Besides the sacred trees, there are some sacred plants e.g. the Tulsi, an ancient variety of the basil, and is worshipped by the Hindus. In homes, Tulsi is grown in pots and people do daily puja to it. Among other virtues of the Tulsi are its medicinal properties. Its leaves have a pleasing aroma and act as a cough elixir and the leaves are also eaten to help digestion and prevent illnesses.

The numerous other plants and animals that form part of Hindu worship are messages incorporated by the Scriptures and wise Hindu Saints to teach us that we humans are part of nature and not outside it nor above it. But nowadays for majority of Hindus, worship is generally confined to temples and homes but their actions in exploiting Nature prove they are equal contributors in global warming, pollution and emissions.


Excerpts about reverence for Nature from the book Hindu Wisdom bSushama Londhe


  • The Vedic Hymn to Earth, the Prithvi Sukta in Atharva Veda, is unquestionably the oldest and the most evocative environmental invocation.

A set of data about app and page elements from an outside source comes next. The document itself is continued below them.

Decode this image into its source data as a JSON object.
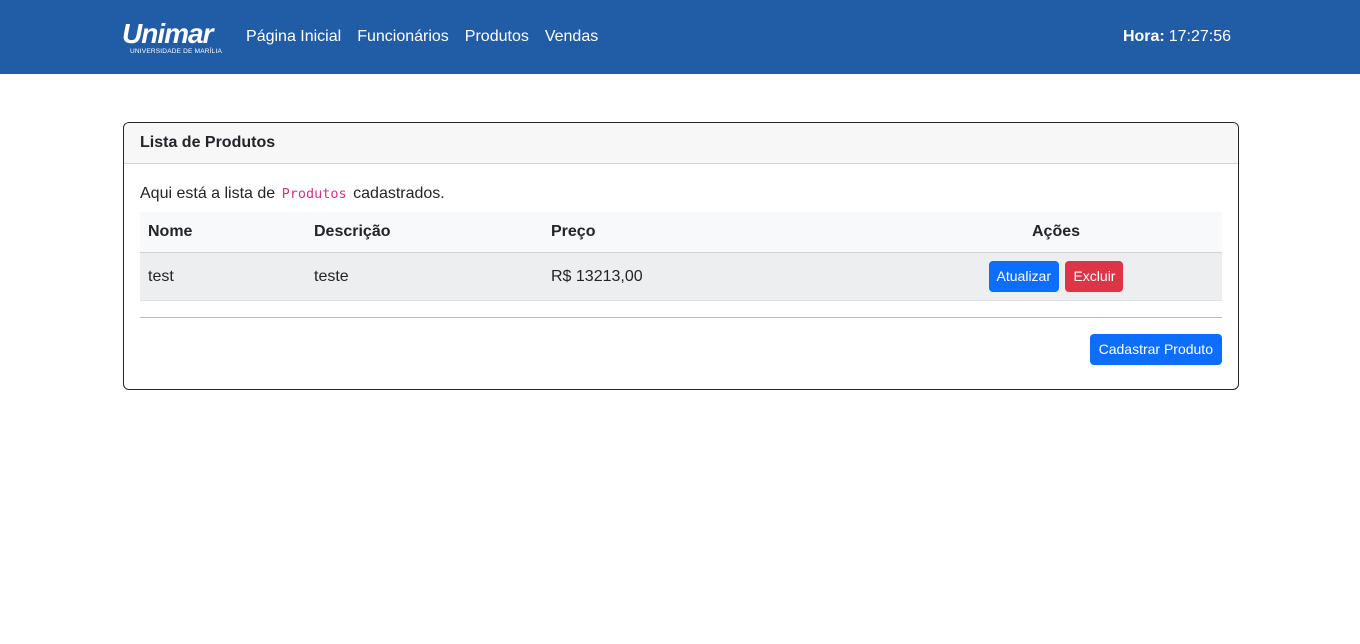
{
  "navbar": {
    "logo": {
      "name": "Unimar",
      "subtitle": "UNIVERSIDADE DE MARÍLIA"
    },
    "links": [
      "Página Inicial",
      "Funcionários",
      "Produtos",
      "Vendas"
    ],
    "clock": {
      "label": "Hora:",
      "value": "17:27:56"
    }
  },
  "card": {
    "title": "Lista de Produtos",
    "intro": {
      "prefix": "Aqui está a lista de",
      "code": "Produtos",
      "suffix": "cadastrados."
    },
    "table": {
      "headers": [
        "Nome",
        "Descrição",
        "Preço",
        "Ações"
      ],
      "rows": [
        {
          "nome": "test",
          "descricao": "teste",
          "preco": "R$ 13213,00",
          "update_label": "Atualizar",
          "delete_label": "Excluir"
        }
      ]
    },
    "create_button": "Cadastrar Produto"
  },
  "colors": {
    "navbar": "#215ca7",
    "primary": "#0d6efd",
    "danger": "#dc3545",
    "code": "#d63384"
  }
}
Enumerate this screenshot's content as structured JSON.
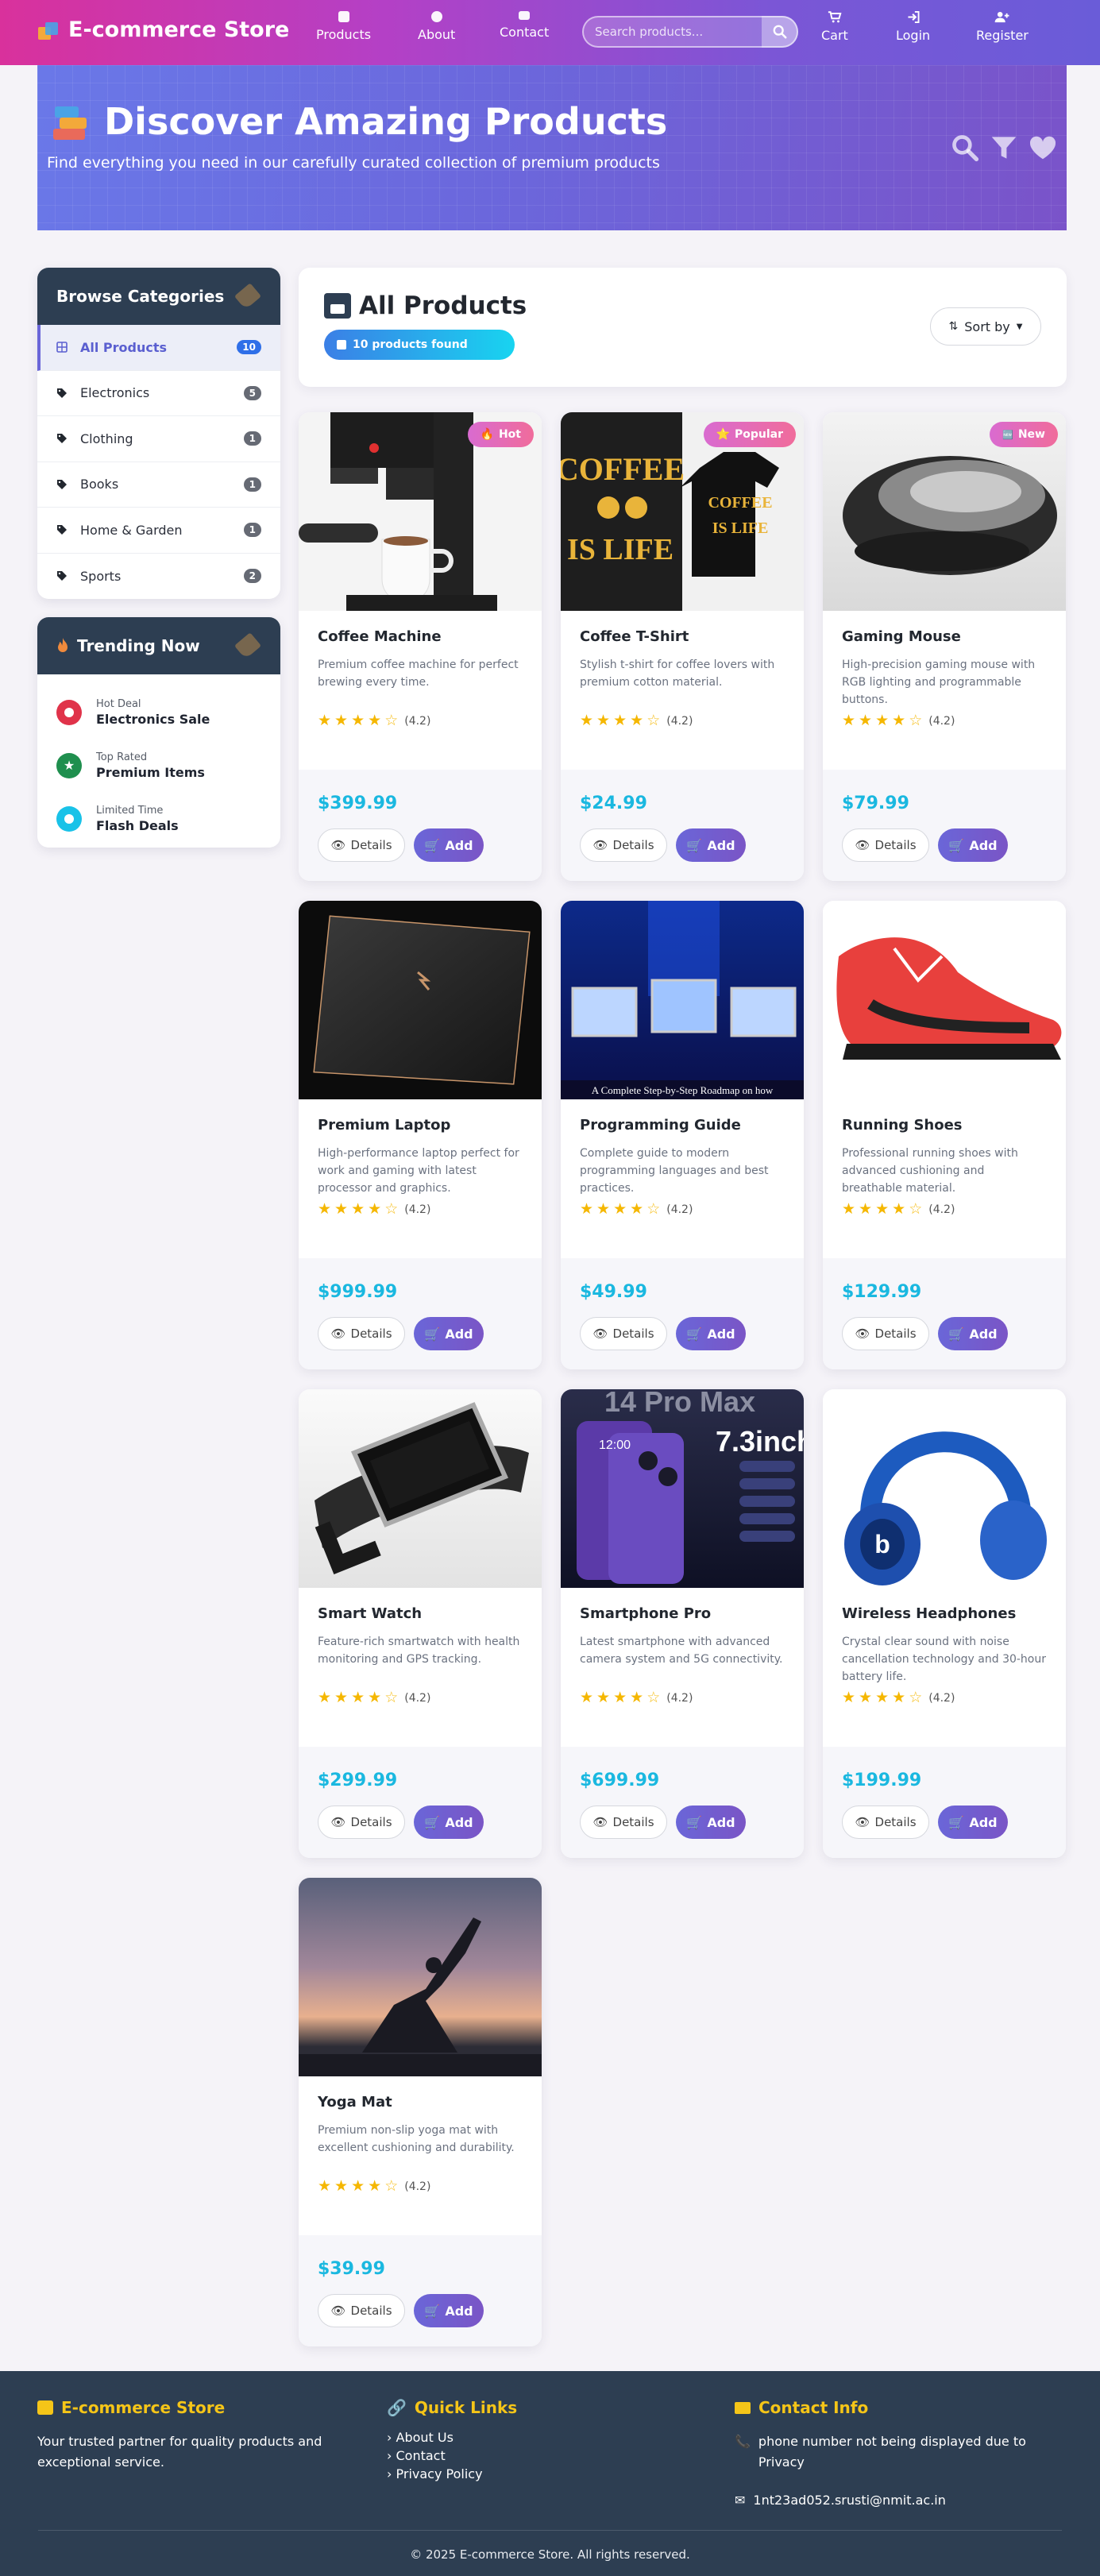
{
  "nav": {
    "brand": "E-commerce Store",
    "links": [
      "Products",
      "About",
      "Contact"
    ],
    "search_placeholder": "Search products...",
    "right_links": [
      "Cart",
      "Login",
      "Register"
    ]
  },
  "hero": {
    "title": "Discover Amazing Products",
    "subtitle": "Find everything you need in our carefully curated collection of premium products"
  },
  "sidebar": {
    "categories_title": "Browse Categories",
    "categories": [
      {
        "label": "All Products",
        "count": "10",
        "active": true
      },
      {
        "label": "Electronics",
        "count": "5"
      },
      {
        "label": "Clothing",
        "count": "1"
      },
      {
        "label": "Books",
        "count": "1"
      },
      {
        "label": "Home & Garden",
        "count": "1"
      },
      {
        "label": "Sports",
        "count": "2"
      }
    ],
    "trending_title": "Trending Now",
    "trending": [
      {
        "small": "Hot Deal",
        "big": "Electronics Sale",
        "color": "#e0334a"
      },
      {
        "small": "Top Rated",
        "big": "Premium Items",
        "color": "#1f8f4e"
      },
      {
        "small": "Limited Time",
        "big": "Flash Deals",
        "color": "#19c2e8"
      }
    ]
  },
  "main": {
    "title": "All Products",
    "found": "10 products found",
    "sort": "Sort by"
  },
  "products": [
    {
      "name": "Coffee Machine",
      "desc": "Premium coffee machine for perfect brewing every time.",
      "rating": "(4.2)",
      "price": "$399.99",
      "badge": "Hot"
    },
    {
      "name": "Coffee T-Shirt",
      "desc": "Stylish t-shirt for coffee lovers with premium cotton material.",
      "rating": "(4.2)",
      "price": "$24.99",
      "badge": "Popular"
    },
    {
      "name": "Gaming Mouse",
      "desc": "High-precision gaming mouse with RGB lighting and programmable buttons.",
      "rating": "(4.2)",
      "price": "$79.99",
      "badge": "New"
    },
    {
      "name": "Premium Laptop",
      "desc": "High-performance laptop perfect for work and gaming with latest processor and graphics.",
      "rating": "(4.2)",
      "price": "$999.99"
    },
    {
      "name": "Programming Guide",
      "desc": "Complete guide to modern programming languages and best practices.",
      "rating": "(4.2)",
      "price": "$49.99"
    },
    {
      "name": "Running Shoes",
      "desc": "Professional running shoes with advanced cushioning and breathable material.",
      "rating": "(4.2)",
      "price": "$129.99"
    },
    {
      "name": "Smart Watch",
      "desc": "Feature-rich smartwatch with health monitoring and GPS tracking.",
      "rating": "(4.2)",
      "price": "$299.99"
    },
    {
      "name": "Smartphone Pro",
      "desc": "Latest smartphone with advanced camera system and 5G connectivity.",
      "rating": "(4.2)",
      "price": "$699.99"
    },
    {
      "name": "Wireless Headphones",
      "desc": "Crystal clear sound with noise cancellation technology and 30-hour battery life.",
      "rating": "(4.2)",
      "price": "$199.99"
    },
    {
      "name": "Yoga Mat",
      "desc": "Premium non-slip yoga mat with excellent cushioning and durability.",
      "rating": "(4.2)",
      "price": "$39.99"
    }
  ],
  "product_images": {
    "shirt_line1": "COFFEE",
    "shirt_line2": "IS LIFE",
    "book_caption": "A Complete Step-by-Step Roadmap on how",
    "phone_banner": "14 Pro Max",
    "phone_size": "7.3inch",
    "phone_time": "12:00"
  },
  "buttons": {
    "details": "Details",
    "add": "Add"
  },
  "footer": {
    "brand": "E-commerce Store",
    "tagline": "Your trusted partner for quality products and exceptional service.",
    "quick_links_title": "Quick Links",
    "quick_links": [
      "About Us",
      "Contact",
      "Privacy Policy"
    ],
    "contact_title": "Contact Info",
    "phone": "phone number not being displayed due to Privacy",
    "email": "1nt23ad052.srusti@nmit.ac.in",
    "copyright": "© 2025 E-commerce Store. All rights reserved."
  }
}
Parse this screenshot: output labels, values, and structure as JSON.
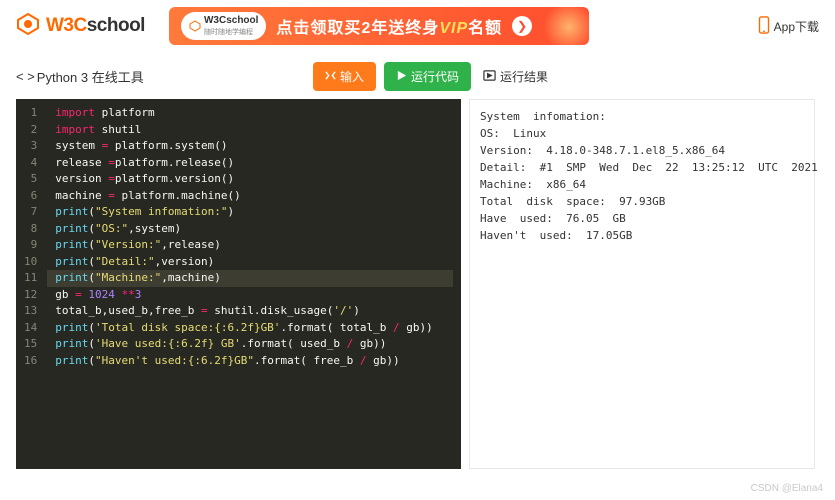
{
  "header": {
    "logo_w3c": "W3C",
    "logo_school": "school",
    "banner_pill_top": "W3Cschool",
    "banner_pill_sub": "随时随地学编程",
    "banner_text_pre": "点击领取买2年送终身",
    "banner_text_vip": "VIP",
    "banner_text_post": "名额",
    "app_download": "App下载"
  },
  "toolbar": {
    "title_prefix": "< >",
    "title": "Python 3 在线工具",
    "input_label": "输入",
    "run_label": "运行代码",
    "result_label": "运行结果"
  },
  "code": {
    "lines": [
      {
        "n": 1,
        "tokens": [
          [
            "kw",
            "import"
          ],
          [
            "",
            " platform"
          ]
        ]
      },
      {
        "n": 2,
        "tokens": [
          [
            "kw",
            "import"
          ],
          [
            "",
            " shutil"
          ]
        ]
      },
      {
        "n": 3,
        "tokens": [
          [
            "",
            "system "
          ],
          [
            "op",
            "="
          ],
          [
            "",
            " platform.system()"
          ]
        ]
      },
      {
        "n": 4,
        "tokens": [
          [
            "",
            "release "
          ],
          [
            "op",
            "="
          ],
          [
            "",
            "platform.release()"
          ]
        ]
      },
      {
        "n": 5,
        "tokens": [
          [
            "",
            "version "
          ],
          [
            "op",
            "="
          ],
          [
            "",
            "platform.version()"
          ]
        ]
      },
      {
        "n": 6,
        "tokens": [
          [
            "",
            "machine "
          ],
          [
            "op",
            "="
          ],
          [
            "",
            " platform.machine()"
          ]
        ]
      },
      {
        "n": 7,
        "tokens": [
          [
            "fn",
            "print"
          ],
          [
            "",
            "("
          ],
          [
            "str",
            "\"System infomation:\""
          ],
          [
            "",
            ")"
          ]
        ]
      },
      {
        "n": 8,
        "tokens": [
          [
            "fn",
            "print"
          ],
          [
            "",
            "("
          ],
          [
            "str",
            "\"OS:\""
          ],
          [
            "",
            ",system)"
          ]
        ]
      },
      {
        "n": 9,
        "tokens": [
          [
            "fn",
            "print"
          ],
          [
            "",
            "("
          ],
          [
            "str",
            "\"Version:\""
          ],
          [
            "",
            ",release)"
          ]
        ]
      },
      {
        "n": 10,
        "tokens": [
          [
            "fn",
            "print"
          ],
          [
            "",
            "("
          ],
          [
            "str",
            "\"Detail:\""
          ],
          [
            "",
            ",version)"
          ]
        ]
      },
      {
        "n": 11,
        "hl": true,
        "tokens": [
          [
            "fn",
            "print"
          ],
          [
            "",
            "("
          ],
          [
            "str",
            "\"Machine:\""
          ],
          [
            "",
            ",machine)"
          ]
        ]
      },
      {
        "n": 12,
        "tokens": [
          [
            "",
            "gb "
          ],
          [
            "op",
            "="
          ],
          [
            "",
            " "
          ],
          [
            "num",
            "1024"
          ],
          [
            "",
            " "
          ],
          [
            "op",
            "**"
          ],
          [
            "num",
            "3"
          ]
        ]
      },
      {
        "n": 13,
        "tokens": [
          [
            "",
            "total_b,used_b,free_b "
          ],
          [
            "op",
            "="
          ],
          [
            "",
            " shutil.disk_usage("
          ],
          [
            "str",
            "'/'"
          ],
          [
            "",
            ")"
          ]
        ]
      },
      {
        "n": 14,
        "tokens": [
          [
            "fn",
            "print"
          ],
          [
            "",
            "("
          ],
          [
            "str",
            "'Total disk space:{:6.2f}GB'"
          ],
          [
            "",
            ".format( total_b "
          ],
          [
            "op",
            "/"
          ],
          [
            "",
            " gb))"
          ]
        ]
      },
      {
        "n": 15,
        "tokens": [
          [
            "fn",
            "print"
          ],
          [
            "",
            "("
          ],
          [
            "str",
            "'Have used:{:6.2f} GB'"
          ],
          [
            "",
            ".format( used_b "
          ],
          [
            "op",
            "/"
          ],
          [
            "",
            " gb))"
          ]
        ]
      },
      {
        "n": 16,
        "tokens": [
          [
            "fn",
            "print"
          ],
          [
            "",
            "("
          ],
          [
            "str",
            "\"Haven't used:{:6.2f}GB\""
          ],
          [
            "",
            ".format( free_b "
          ],
          [
            "op",
            "/"
          ],
          [
            "",
            " gb))"
          ]
        ]
      }
    ]
  },
  "output": {
    "lines": [
      "System  infomation:",
      "OS:  Linux",
      "Version:  4.18.0-348.7.1.el8_5.x86_64",
      "Detail:  #1  SMP  Wed  Dec  22  13:25:12  UTC  2021",
      "Machine:  x86_64",
      "Total  disk  space:  97.93GB",
      "Have  used:  76.05  GB",
      "Haven't  used:  17.05GB"
    ]
  },
  "watermark": "CSDN @Elana4"
}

It declares the allegiance of humankind to Mother Earth: 'Mata Bhumih Putroham Prithivyah: Earth is my mother, I am her son.'
  • Mahatma Gandhi, one among India's many nationalists fighting for Indian independence from British rule, observed:  "I bow my head in reverence to our ancestors for their sense of the beautiful in nature and for their foresight in investing beautiful manifestations of Nature with a religious significance." 
  • Dr. Karan Singh, "In our arrogance and ignorance we have destroyed the environment of this planet. We have polluted the oceans, we have made the air unbreathable, and we have desecrated nature and decimated wildlife. But the Vedantic seers knew that man was not something apart from nature, and, therefore, they constantly exhort us that, while we work for own salvation, we must also work for the welfare of all beings." (source: Essays in Hinduism)

Shobha Daniell